Picture Viewer movie was over 9 MB (9,415K).
|Note: Blueberry Software informs
us that it will be adding new image compression capabilities,
multiple monitor support and other features to forthcoming
versions of BB Flashback. Free updates are available
when minor additions to the software are made but
an upgrade fee (unconfirmed) will be charged when
a major new version is released.
I decided to see what I could do to reduce the size
of the 9MB movie. When I selected high image compression
and exported it again, the file size barely changed (9,407K).
To get more compression I reduced the frame rate to one
quarter. But this still resulted in a fairly big file
of about 6MB (6,182K). When I recorded a similar movie
in Camtasia (the same photographs and the same size of
window but, at 22 seconds, 4 second shorter than my Flashback
recording), I was able to reduce the size of the Flash
movie from 12.6MB to a JPEG-compressed version at 1.36MB.
While the compressed movie is observably less crisp than

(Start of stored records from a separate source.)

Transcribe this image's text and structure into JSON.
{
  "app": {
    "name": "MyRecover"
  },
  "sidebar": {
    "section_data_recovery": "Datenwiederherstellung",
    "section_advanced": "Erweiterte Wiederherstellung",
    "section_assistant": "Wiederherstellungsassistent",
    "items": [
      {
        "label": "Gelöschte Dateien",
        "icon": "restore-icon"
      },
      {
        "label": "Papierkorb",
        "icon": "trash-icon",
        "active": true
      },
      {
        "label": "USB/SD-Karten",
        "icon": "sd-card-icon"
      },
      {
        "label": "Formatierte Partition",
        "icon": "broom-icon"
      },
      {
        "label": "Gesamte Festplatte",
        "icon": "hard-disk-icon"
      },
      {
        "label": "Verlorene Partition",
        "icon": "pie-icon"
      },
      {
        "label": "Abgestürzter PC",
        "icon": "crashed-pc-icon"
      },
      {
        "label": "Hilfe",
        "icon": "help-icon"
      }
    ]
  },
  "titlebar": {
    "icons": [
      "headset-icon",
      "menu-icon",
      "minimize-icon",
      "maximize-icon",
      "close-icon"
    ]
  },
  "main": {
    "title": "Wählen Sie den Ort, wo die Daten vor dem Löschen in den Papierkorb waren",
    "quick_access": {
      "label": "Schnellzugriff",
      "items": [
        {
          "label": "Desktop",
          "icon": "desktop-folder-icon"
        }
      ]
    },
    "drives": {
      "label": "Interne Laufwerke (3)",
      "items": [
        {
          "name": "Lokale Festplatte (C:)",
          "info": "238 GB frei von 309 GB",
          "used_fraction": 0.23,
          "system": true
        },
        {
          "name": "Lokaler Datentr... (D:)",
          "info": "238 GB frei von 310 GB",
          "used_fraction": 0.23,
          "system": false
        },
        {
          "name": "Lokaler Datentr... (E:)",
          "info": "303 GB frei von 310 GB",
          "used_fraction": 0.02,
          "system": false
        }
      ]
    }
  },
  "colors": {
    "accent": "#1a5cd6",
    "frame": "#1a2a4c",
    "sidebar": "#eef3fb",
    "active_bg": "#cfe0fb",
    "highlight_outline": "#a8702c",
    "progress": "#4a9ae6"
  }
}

the original, in my opinion the quality is perfectly
acceptable. I haven’t found any way of achieving
comparable compression with BB Flashback.
When exporting to Flash, you can set a number of options
to reduce the size of the movie. These aren't so effective
when working with recordings containing photos and
Overall, BB Flashback is a fairly easy to use recording,
editing and playback tool. It doesn’t have the
same broad range of options as Camtasia. For example,
there are no fancy menu generating tools, no clickable-URLs
and rather a limited range of speech bubble styles available
Three video-style control bars are provided as standard
(and, if you are prepared to put in some effort, custom-designed
bars can be imported too).
On the plus side, however, its Flash movie control
bar is embedded into the same SWF file as the main animation
so it is a trivial matter to import a BB Flashback Flash
movie into an HTML page, even when that movie is in a
different subdirectory. So, while it doesn’t have
anything like the same range of features as Camtasia,
it is nonetheless a good value, easy-to-use program for
making Flash format movies. Moreover, BB Flashback costs
$100 less than Camtasia. If this is still beyond your
budget there is also a low-cost version called BB Flashback
Express ($39 or £19). This has all the recording
and playback features of Flashback but lacks the editing
and some export options (see here for the full feature
One of my criticisms of Camtasia was that a single
movie is often made up of several different Flash files
'welded together' with some complicated HTML and XML
files (see my Camtasia review).
This makes it difficult to keep Flash files in a separate
directory from the web page containing them. It also
means that you have to cut and paste Camtasia's HTML
into your web page designer (e.g. Dreamweaver). By
contrast, BB Flashback creates one Flash file per movie
and generates very simple HTML. To load a BB Flashback
movie into Dreamweaver, you just load it direct from
disk. No HTML copying necessary....
|This is the auto-generated BB Flashback
<!-- saved from url=(0013)about:internet -->
<PARAM NAME=movie VALUE="word_test.swf">
<PARAM NAME=quality VALUE=high>
<PARAM NAME=bgcolor VALUE="#FFFFFF">
<EMBED src="word_test.swf" quality=high bgcolor="#FFFFFF"
WIDTH=640 HEIGHT=498 TYPE="application/x-shockwave-flash"
Note: we have also reviewed the
program and shall shortly be reviewing Captivate